In the early 20th century, Jewish immigrant Herschel Greenbaum (Seth Rogen) is accidentally knocked into a vat of brine at the Brooklyn pickle factory where he works. Preserved for a century, he is awakened in the modern-day, when his only living relative is his great-grandson, Ben (also Seth Rogen), a freelance app developer. The tough, stoic, but simple Herschel struggles to make sense of the contemporary world and of his somewhat nebbish descendent, who, in turn, has trouble dealing with his Old-World antecedent.

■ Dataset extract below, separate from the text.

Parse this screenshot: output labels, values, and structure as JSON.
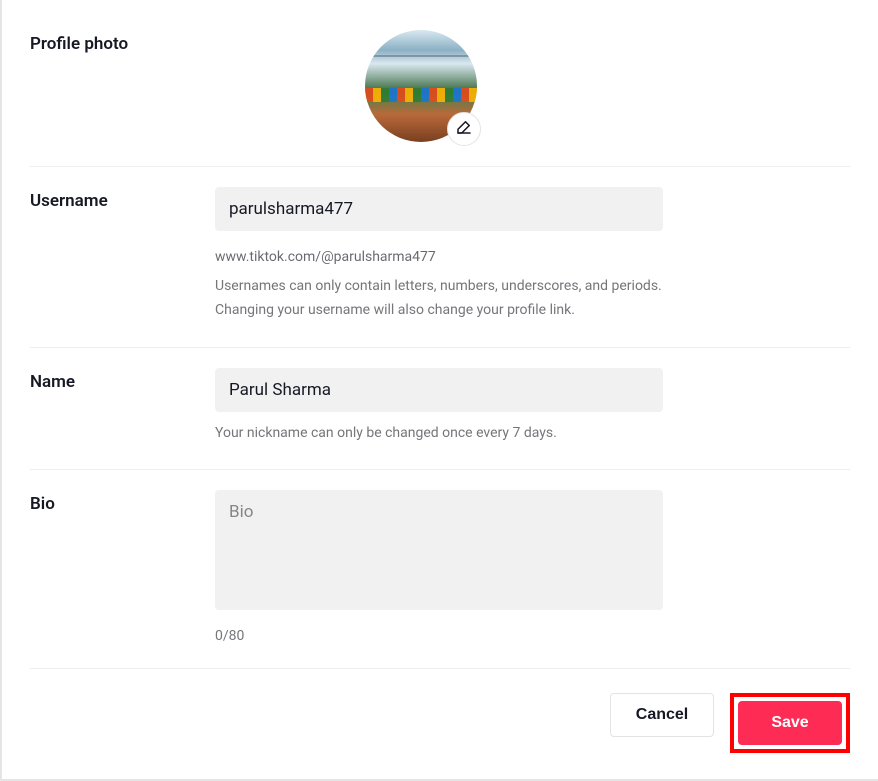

It’s a comedy, see? Of course it is — a guy is preserved in pickle juice for a century and the explanation is handwaved away with a knowing wink to the audience. But An American Pickle is, despite and sometimes because of its occasional mugging and fourth-wall-breaking, a fairly cerebral and witty comedy with literary roots. Adapted by Simon Rich, Miracle Workers (2019-20), from his own four-part novella, Sell Out, An American Pickle ruminates on notions of history, identity, family, and duty while taking time to sling obvious but accurate stones at hipster culture, online dogpiles, woke business ethics, and more. It’s a blast.